Modern Digital And Analog Communication System 4th Edition (B. P. Lathi & Zhi Ding) With Full Book Download in PDF
As engineering students become increasingly aware of how integral communications systems play in modern life, they’re also increasingly inspired to find out about solid, illustrative real-life examples via experimentation with real-world analog communication systems. You can easily do so yourself by testing your knowledge using analog phones. In this brief article, we’ll examine a few real world examples of analog phones in use for instant messaging (texting) or other forms of hands-free communication. Let’s get cracking!
The digital telephone, often called a “hand-held” telephone, differs from a regular telephone in one significant respect: the operator functions of the handheld system are carried out by the electronic circuitry within the handset itself. The analog system on the other hand operates by means of a series of circuit boards. These boards may be constructed using a variety of materials – plastics, aluminum, metallic – and can be found in a wide range of colors and designs. The function of each board is only secondary to the aesthetic appearance of the entire handset. Additionally, the handsets of today contain built-in circuits which allow them to accept any type of SIM card. Theoretically, this allows for the possibility of communications when the cellular service is down, or if the user prefers to use a local telephone instead.
Today’s digital phone systems differ markedly from the original analog phones first produced and used during the last century. The modern analog phone, as the name implies, functions using a series of digits, or “digit,” for dialing a phone number. Digital telephone systems work much like an answering machine, wherein a caller is greeted by a pre-recorded message (or the soft sound of your voice) upon hitting the “enter” key on the keypad. In addition, modern digital telephone systems can be used as walkie-talkies (although they’re much less compact than their walkie-talkie predecessors). Another distinction between the analog phone and today’s digital phone systems is that the former requires a direct connection to a power source. Digital phone systems are also more likely to include a feature known as VoIP (Voice over Internet Protocol), which is used to transfer voice calls via the Internet.
Today’s analog phones still make use of telephone exchanges. When a person calls a line connected to a public switched telephone exchange (PSTN), that call is passed on through the same network of lines used by other callers. The analog phone systems can be separated into two different types: private, which are used within a private company or business; public, which are used by citizens and other public entities. Private phone systems often have local or unique lines. Public phone systems are connected to the public switch network. Some analog phone systems also connect directly to dedicated IP telephones, such as those used by the military.
One obvious difference between an analog phone and a digital one is the fact that the latter utilizes a different frequency band.
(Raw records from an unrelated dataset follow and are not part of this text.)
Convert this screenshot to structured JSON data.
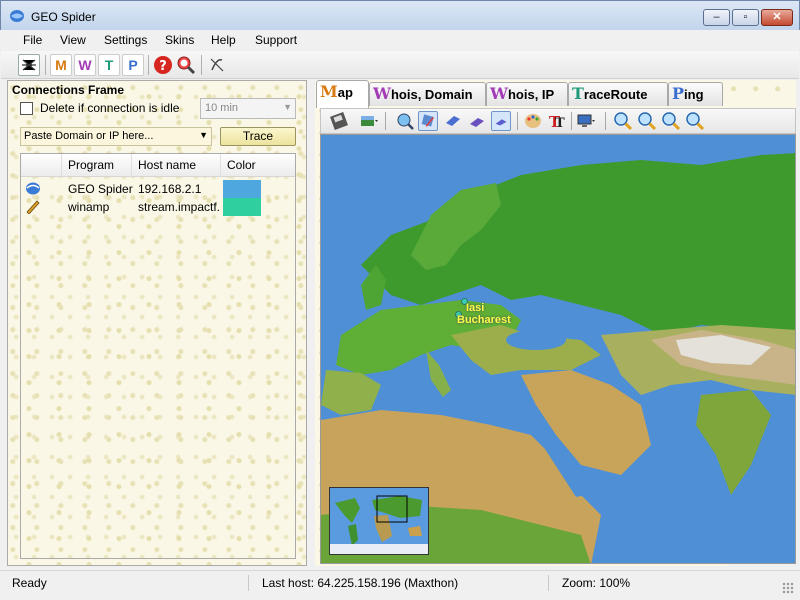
{
  "window": {
    "title": "GEO Spider"
  },
  "menu": [
    "File",
    "View",
    "Settings",
    "Skins",
    "Help",
    "Support"
  ],
  "toolbar": {
    "letter_buttons": [
      {
        "letter": "M",
        "color": "#d87a12"
      },
      {
        "letter": "W",
        "color": "#a23bb5"
      },
      {
        "letter": "T",
        "color": "#1f9a7a"
      },
      {
        "letter": "P",
        "color": "#3a6fd0"
      }
    ]
  },
  "connections": {
    "title": "Connections Frame",
    "delete_idle_label": "Delete if connection is idle",
    "idle_value": "10 min",
    "domain_placeholder": "Paste Domain or IP here...",
    "trace_label": "Trace",
    "columns": [
      "",
      "Program",
      "Host name",
      "Color"
    ],
    "rows": [
      {
        "program": "GEO Spider",
        "host": "192.168.2.1",
        "color": "#4fa7e0"
      },
      {
        "program": "winamp",
        "host": "stream.impactf...",
        "color": "#2fcfa0"
      }
    ]
  },
  "tabs": [
    {
      "cap": "M",
      "rest": "ap",
      "color": "#d87a12"
    },
    {
      "cap": "W",
      "rest": "hois, Domain",
      "color": "#a23bb5"
    },
    {
      "cap": "W",
      "rest": "hois, IP",
      "color": "#a23bb5"
    },
    {
      "cap": "T",
      "rest": "raceRoute",
      "color": "#1f9a7a"
    },
    {
      "cap": "P",
      "rest": "ing",
      "color": "#3a6fd0"
    }
  ],
  "map": {
    "cities": [
      "Iasi",
      "Bucharest"
    ]
  },
  "status": {
    "ready": "Ready",
    "last_host": "Last host: 64.225.158.196 (Maxthon)",
    "zoom": "Zoom: 100%"
  }
}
Frequency band selection plays an important role in the operation of a digital phone system. Some digital phone companies use bands with wider bandwidth capacity and better signal transfer capabilities, such as the GSM (Global Standard Small Mobile Network) and CDMA (Code Division Multiple Access) standards.
With the recent introduction of VoIP (Voice over Internet Protocol), there is now the possibility for analog users to communicate with users with different locations using analog technology. This is particularly useful for rural and remote areas where regular telephone services are either unavailable or slow. VoIP uses a digital telephone adapter (known as a VoIP adapter) that allows users to make calls and receive calls from anywhere with an Internet connection, even though there is no direct connection to the local telephone exchange. The VoIP equipment only needs an Internet connection and a digital telephone.
Today, there is also the possibility for users to use digital phone systems that incorporate both analog and digital features. Digital phone lines can easily connect to an existing analog line in order to add voice messaging capabilities and allow for both conference and call transfer functions. A lot of digital phone systems have digital telephone ports that allow for various connectivity options, including standard RTP/RAS (Real Time Transport Protocol) and ISDN signaling. Digital phone systems can be used for business and professional applications, but they have also seen wide application in residential situations as well.
Another type of modern phone system is a virtual phone system, which does not require any hardware to connect to a conventional phone line. This technology allows you to “talk” to people around the world without having to pay a dime for long distance or multiple line charges. The technology works by allowing a user to make calls with another person via the Internet, regardless of whether the two people have a physical meeting or not. Digital voice enables the user to speak directly into a computer and to have that person answer the phone as if it were a traditional telephone. Many virtual phone services offer free voice message delivery and allow the user to control many aspects of their virtual voice communications, such as selecting the speed of their message delivery, how long it will last, and what kinds of features they want to receive.